TLDR: No. No it cannot.
This was admittedly a fairly stupid experiment on the face of it. ChatGPT is a decoder-only model. It shouldn’t be able to perform an image recognition task. But then again, a decoder-only model wouldn’t have been my first choice for translation or summarization either. In my experience, ChatGPT has created translations which are at least as coherent and idiomatic as Google Translate, if not more so.
So I thought, why not give it a shot?
MNIST is a computer vision dataset containing thousands of handwritten digits along with their actual labels. Images are represented as 28x28 tensors where each element of the tensor represents a intensity pixel intensity between 0 and 1. Traditionally this is formulated into a classification problem, with the goal of choosing the correct class out of the 10.
To simplify the input, I flattened the tensor and translated the pixel intensity values to the range 0-10. This allowed me to use fewer tokens at the expense of some of the gradations between light and dark.
I gathered 10 random examples from each of the 10 classes (100 total images) and fed them into
gpt-3.5-turbo with the following prompt:
The following is a flattened representation of an image of a handwritten digit. The image was 28x28 but has been flattened to 1x784. Each number represents a pixel intensity from 0-10. Please tell me which digit the following pixel list represents:
Followed by the list of 784 pixel intensities.
ChatGPT scored 11⁄100. Barely better than guessing. A summary of the sessions can be found at this gist. A visual summary is below, with the blue signifying correct guesses.
Note: although the image shows the digits sorted, they were prompted in random order.

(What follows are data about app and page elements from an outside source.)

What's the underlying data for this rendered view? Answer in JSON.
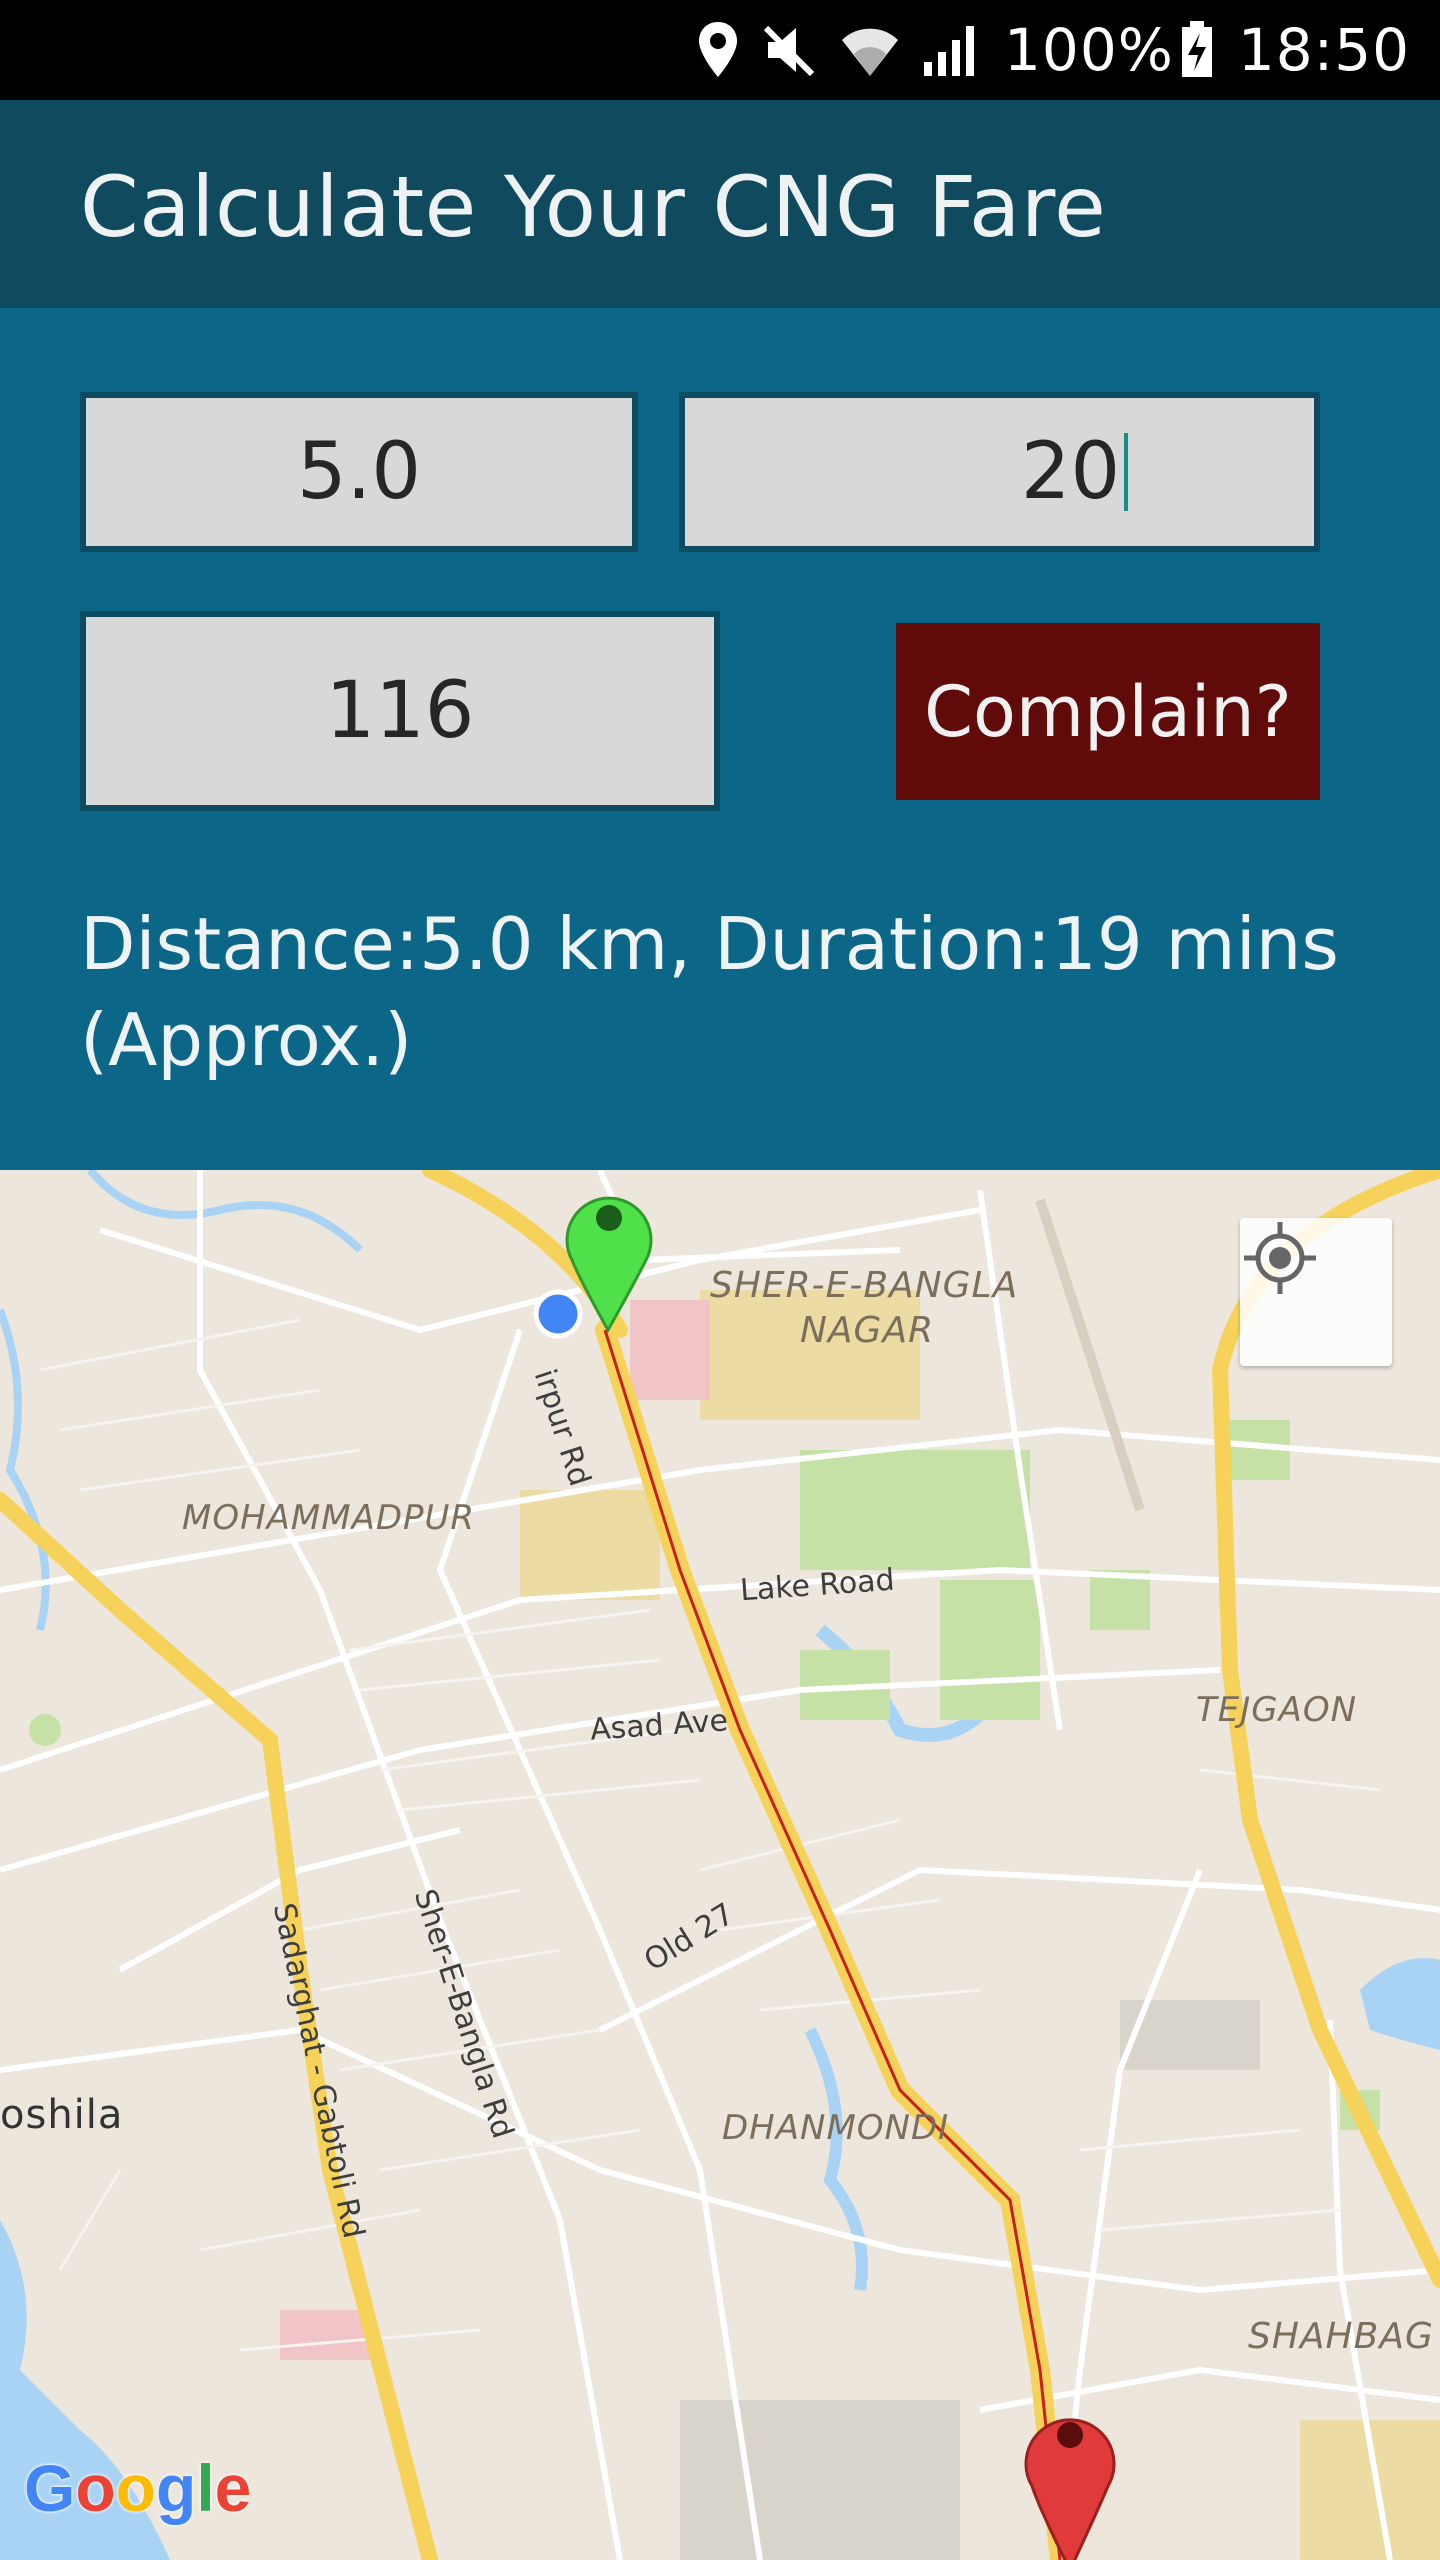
{
  "status_bar": {
    "battery": "100%",
    "time": "18:50",
    "icons": [
      "location-icon",
      "mute-icon",
      "wifi-icon",
      "signal-icon",
      "battery-charging-icon"
    ]
  },
  "app_bar": {
    "title": "Calculate Your CNG Fare"
  },
  "form": {
    "distance_value": "5.0",
    "time_value": "20",
    "fare_value": "116",
    "complain_label": "Complain?",
    "summary": "Distance:5.0 km, Duration:19 mins (Approx.)"
  },
  "map": {
    "labels": {
      "sher_e_bangla_1": "SHER-E-BANGLA",
      "sher_e_bangla_2": "NAGAR",
      "mohammadpur": "MOHAMMADPUR",
      "tejgaon": "TEJGAON",
      "dhanmondi": "DHANMONDI",
      "shahbag": "SHAHBAG",
      "oshila": "oshila"
    },
    "roads": {
      "mirpur_rd": "irpur Rd",
      "lake_road": "Lake Road",
      "asad_ave": "Asad Ave",
      "old_27": "Old 27",
      "sher_e_bangla_rd": "Sher-E-Bangla Rd",
      "sadarghat_rd": "Sadarghat - Gabtoli Rd"
    },
    "logo": [
      "G",
      "o",
      "o",
      "g",
      "l",
      "e"
    ],
    "colors": {
      "start_marker": "#4fe04a",
      "end_marker": "#e03a3a",
      "route": "#c8201e",
      "major_road": "#f6d25a",
      "water": "#a8d3f5",
      "park": "#c5e1a5"
    }
  }
}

It is interesting that only the 0s and the 7s were correctly identified. Let’s take a look at the distribution of ChatGPT’s guesses.
Oh. It got 8⁄10 zeros correct because it guessed zero 85% of the time.